Deep-set buoy gear provides a solution.
With deep-set buoy gear, "what we've seen in the past five years is really low bycatch," says Chugey Sepulveda of the Pfleger Institute of Environmental Research. "And what we see now is this growing community of folks that are really interested in the product."
With ample evidence that deep-set buoy gear can help California's swordfish industry do less harm to marine wildlife, it's now up fishery managers to authorize this gear.
Learn more about how deep-set buoy gear can help catch swordfish without harming marine life: www.pewtrusts.org/swordfish
Bycatch occurs in all fisheries. It's when the fishery interacts with the species that's a non-intended target.
We know that it's going to occur. When you put gear in the water, there's a chance that you're going to interact with one of these species. The objective is to try to minimize it to the extent possible.
Because swordfish fisheries are often implicated with having a lot of bycatch, at PIER, we focused a few years ago on looking at movement patterns and seeing how we can maybe address some of these issues.

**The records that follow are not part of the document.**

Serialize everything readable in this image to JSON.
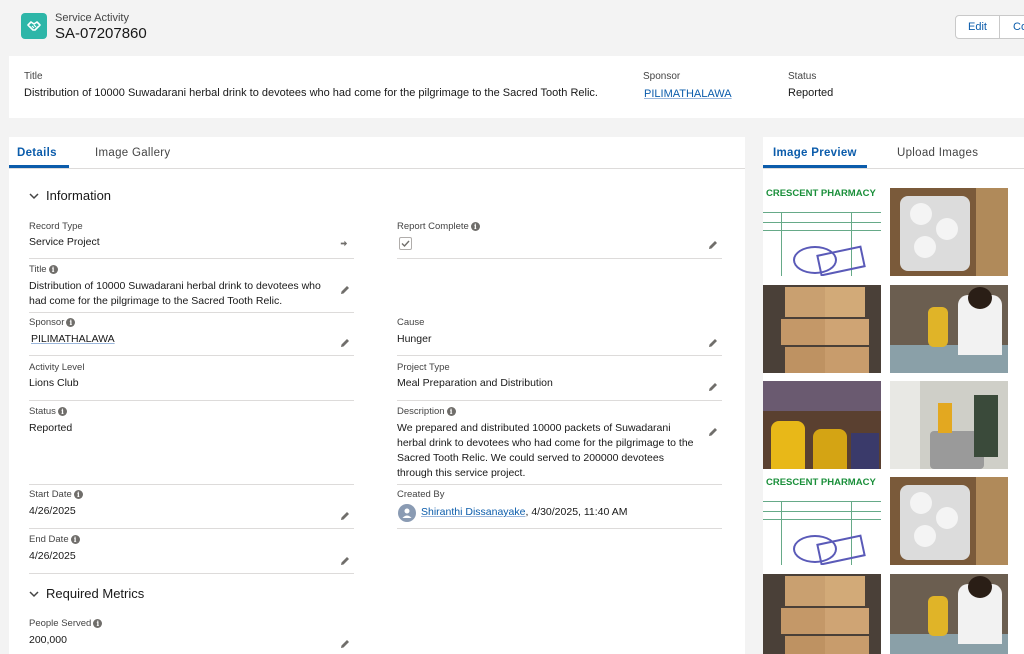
{
  "header": {
    "object_label": "Service Activity",
    "record_name": "SA-07207860",
    "buttons": [
      "Edit",
      "Co"
    ]
  },
  "highlights": {
    "title_label": "Title",
    "title_value": "Distribution of 10000 Suwadarani herbal drink to devotees who had come for the pilgrimage to the Sacred Tooth Relic.",
    "sponsor_label": "Sponsor",
    "sponsor_value": "PILIMATHALAWA",
    "status_label": "Status",
    "status_value": "Reported"
  },
  "left_tabs": [
    "Details",
    "Image Gallery"
  ],
  "right_tabs": [
    "Image Preview",
    "Upload Images"
  ],
  "sections": {
    "information": "Information",
    "required_metrics": "Required Metrics"
  },
  "fields": {
    "record_type": {
      "label": "Record Type",
      "value": "Service Project"
    },
    "report_complete": {
      "label": "Report Complete",
      "checked": true
    },
    "title": {
      "label": "Title",
      "value": "Distribution of 10000 Suwadarani herbal drink to devotees who had come for the pilgrimage to the Sacred Tooth Relic."
    },
    "sponsor": {
      "label": "Sponsor",
      "value": "PILIMATHALAWA"
    },
    "cause": {
      "label": "Cause",
      "value": "Hunger"
    },
    "activity_level": {
      "label": "Activity Level",
      "value": "Lions Club"
    },
    "project_type": {
      "label": "Project Type",
      "value": "Meal Preparation and Distribution"
    },
    "status": {
      "label": "Status",
      "value": "Reported"
    },
    "description": {
      "label": "Description",
      "value": "We prepared and distributed 10000 packets of Suwadarani herbal drink to devotees who had come for the pilgrimage to the Sacred Tooth Relic. We could served to 200000 devotees through this service project."
    },
    "start_date": {
      "label": "Start Date",
      "value": "4/26/2025"
    },
    "created_by": {
      "label": "Created By",
      "user": "Shiranthi Dissanayake",
      "date": ", 4/30/2025, 11:40 AM"
    },
    "end_date": {
      "label": "End Date",
      "value": "4/26/2025"
    },
    "people_served": {
      "label": "People Served",
      "value": "200,000"
    }
  },
  "gallery": {
    "pharmacy_text": "CRESCENT PHARMACY",
    "images": [
      "pharmacy-receipt",
      "plastic-cups",
      "stacked-boxes",
      "volunteers-packing",
      "volunteers-yellow",
      "volunteers-kitchen",
      "pharmacy-receipt",
      "plastic-cups",
      "stacked-boxes",
      "volunteers-packing"
    ]
  },
  "colors": {
    "brand_teal": "#2db6a8",
    "link_blue": "#0b5cab",
    "page_bg": "#f3f3f3"
  }
}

So we started doing some tagging work in 2006 to look at swordfish depth distribution and movement patterns throughout the Pacific. We determined that off Southern California, they inhabit a pretty specific depth during the daytime.
12, 13, 14 hundred feet deep during the day, a time and place in which swordfish really segregated from all the other organisms, especially species of special concern like sea turtles and marine mammals.

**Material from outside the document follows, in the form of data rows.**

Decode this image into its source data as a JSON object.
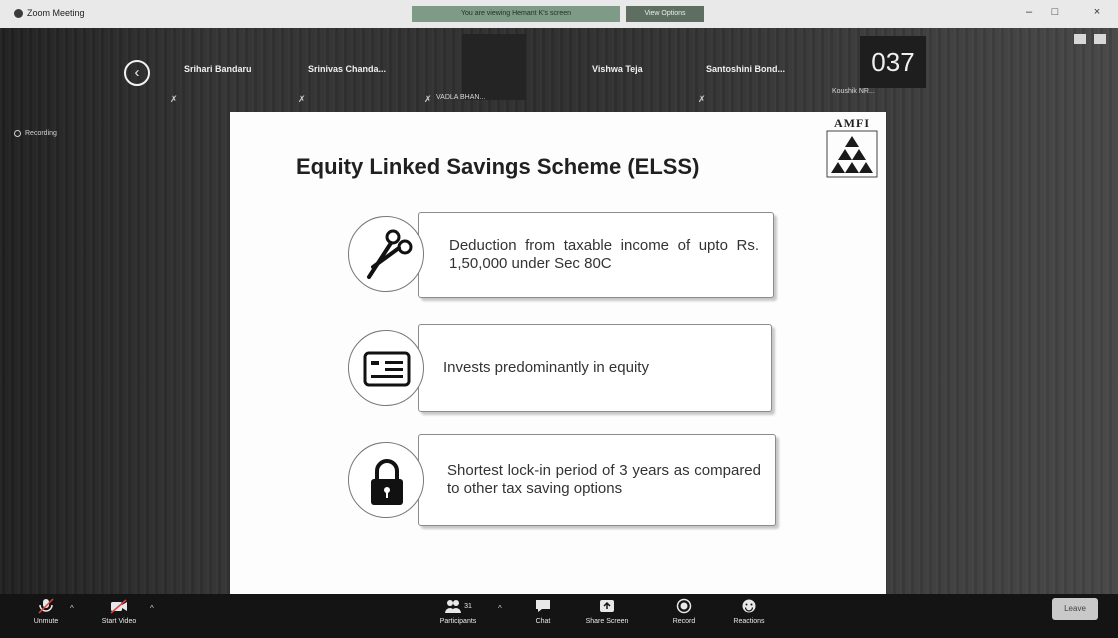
{
  "window": {
    "title": "Zoom Meeting",
    "share_banner": "You are viewing Hemant K's screen",
    "view_options": "View Options",
    "controls": [
      "–",
      "□",
      "×"
    ]
  },
  "gallery": {
    "participants": [
      "Srihari Bandaru",
      "Srinivas Chanda...",
      "Vishwa Teja",
      "Santoshini Bond..."
    ],
    "tile_caption": "VADLA BHAN...",
    "timer_tile": "037",
    "tile2_caption": "Koushik NR..."
  },
  "recording": {
    "label": "Recording"
  },
  "slide": {
    "title": "Equity Linked Savings Scheme (ELSS)",
    "logo_text": "AMFI",
    "points": [
      {
        "icon": "scissors-icon",
        "text": "Deduction from taxable income of upto Rs. 1,50,000 under Sec 80C"
      },
      {
        "icon": "id-card-icon",
        "text": "Invests predominantly in equity"
      },
      {
        "icon": "padlock-icon",
        "text": "Shortest lock-in period of 3 years as compared to other tax saving options"
      }
    ]
  },
  "toolbar": {
    "unmute": "Unmute",
    "start_video": "Start Video",
    "participants": "Participants",
    "participants_count": "31",
    "chat": "Chat",
    "share_screen": "Share Screen",
    "record": "Record",
    "reactions": "Reactions",
    "leave": "Leave"
  }
}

And we used that data to develop deep set buoy gear. It fishes baited hooks down in excess of 300 meters.
Deep set buoy gear uses very traditional techniques just simple buoys, monofilament, heavy weights and hooks.
Fisherman use up to 30 hooks at one time from 10 different buoys,

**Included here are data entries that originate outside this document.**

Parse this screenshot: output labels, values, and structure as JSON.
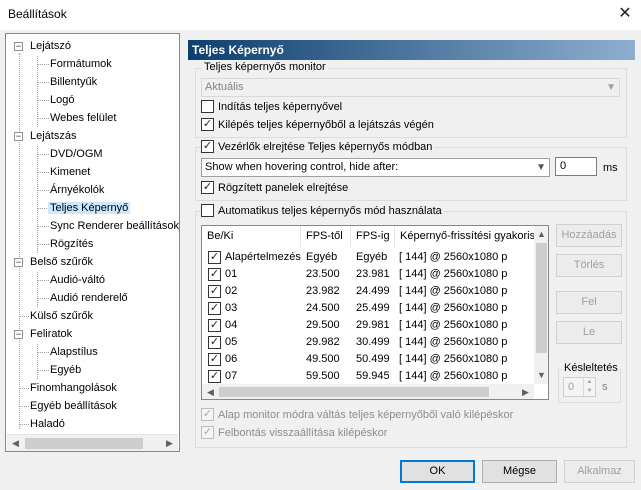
{
  "window": {
    "title": "Beállítások"
  },
  "tree": {
    "items": [
      {
        "label": "Lejátszó"
      },
      {
        "label": "Formátumok"
      },
      {
        "label": "Billentyűk"
      },
      {
        "label": "Logó"
      },
      {
        "label": "Webes felület"
      },
      {
        "label": "Lejátszás"
      },
      {
        "label": "DVD/OGM"
      },
      {
        "label": "Kimenet"
      },
      {
        "label": "Árnyékolók"
      },
      {
        "label": "Teljes Képernyő"
      },
      {
        "label": "Sync Renderer beállítások"
      },
      {
        "label": "Rögzítés"
      },
      {
        "label": "Belső szűrők"
      },
      {
        "label": "Audió-váltó"
      },
      {
        "label": "Audió renderelő"
      },
      {
        "label": "Külső szűrők"
      },
      {
        "label": "Feliratok"
      },
      {
        "label": "Alapstílus"
      },
      {
        "label": "Egyéb"
      },
      {
        "label": "Finomhangolások"
      },
      {
        "label": "Egyéb beállítások"
      },
      {
        "label": "Haladó"
      }
    ],
    "selected": "Teljes Képernyő"
  },
  "panel": {
    "title": "Teljes Képernyő",
    "monitor_group": "Teljes képernyős monitor",
    "monitor_value": "Aktuális",
    "cb_start_fullscreen": "Indítás teljes képernyővel",
    "cb_exit_fullscreen": "Kilépés teljes képernyőből a lejátszás végén",
    "cb_hide_controls": "Vezérlők elrejtése Teljes képernyős módban",
    "hide_mode_value": "Show when hovering control, hide after:",
    "hide_delay_value": "0",
    "hide_delay_unit": "ms",
    "cb_hide_docked": "Rögzített panelek elrejtése",
    "cb_auto_mode": "Automatikus teljes képernyős mód használata",
    "table": {
      "headers": [
        "Be/Ki",
        "FPS-től",
        "FPS-ig",
        "Képernyő-frissítési gyakoriság"
      ],
      "rows": [
        {
          "name": "Alapértelmezés",
          "from": "Egyéb",
          "to": "Egyéb",
          "rate": "[ 144] @ 2560x1080 p"
        },
        {
          "name": "01",
          "from": "23.500",
          "to": "23.981",
          "rate": "[ 144] @ 2560x1080 p"
        },
        {
          "name": "02",
          "from": "23.982",
          "to": "24.499",
          "rate": "[ 144] @ 2560x1080 p"
        },
        {
          "name": "03",
          "from": "24.500",
          "to": "25.499",
          "rate": "[ 144] @ 2560x1080 p"
        },
        {
          "name": "04",
          "from": "29.500",
          "to": "29.981",
          "rate": "[ 144] @ 2560x1080 p"
        },
        {
          "name": "05",
          "from": "29.982",
          "to": "30.499",
          "rate": "[ 144] @ 2560x1080 p"
        },
        {
          "name": "06",
          "from": "49.500",
          "to": "50.499",
          "rate": "[ 144] @ 2560x1080 p"
        },
        {
          "name": "07",
          "from": "59.500",
          "to": "59.945",
          "rate": "[ 144] @ 2560x1080 p"
        }
      ]
    },
    "btn_add": "Hozzáadás",
    "btn_delete": "Törlés",
    "btn_up": "Fel",
    "btn_down": "Le",
    "delay_label": "Késleltetés",
    "delay_value": "0",
    "delay_unit": "s",
    "cb_default_monitor": "Alap monitor módra váltás teljes képernyőből való kilépéskor",
    "cb_restore_resolution": "Felbontás visszaállítása kilépéskor"
  },
  "footer": {
    "ok": "OK",
    "cancel": "Mégse",
    "apply": "Alkalmaz"
  }
}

When the swordfish takes the bait or any other species takes the bait, we see a change in the position of these buoys.
When the white buoy pops to the surface, the fishermen know something's on the line. They can either harvest their swordfish or release whatever's on the line unharmed.
Our initial trial in 2011 we caught our first deep set buoy gear swordfish and we were really excited that day because we saw that our tagging data actually was accurate and that we could use this gear to target swordfish effectively.
What we've seen in the past five years is really low bycatch. Marketable catch rates on the order of 95% to 98%. And what we see now is this growing community of folks that are really interested in the product. They're overwhelmed on the taste, the quality, and they're willing to pay that few dollars more a pound for this locally caught, sustainable product.
What excites us about deep-set buoy gear is that it expands our sourcing base in a very environmentally responsible way. It contributes to our local communities. It provides our customers with something that's discernibly better, because it really is. And it also reduces our dependence on foreign fisheries.
PIER did not do this on its own. It's had a lot of support and help from a lot of different groups, especially the Pew Charitable Trusts and the National Marine Fisheries Service. These two groups have played a huge role in the development of deep set buoy gear.
Every day, we're getting more and more calls and we have fishermen that are excited to try these new techniques.
Right now, it's up to our managers and fishing communities to help develop this initial fishery and move it forward.
We're looking at a new opportunity for west coast fishers. Where we can target a swordfish resource, not catch much bycatch and we're providing great domestic product for our local communities.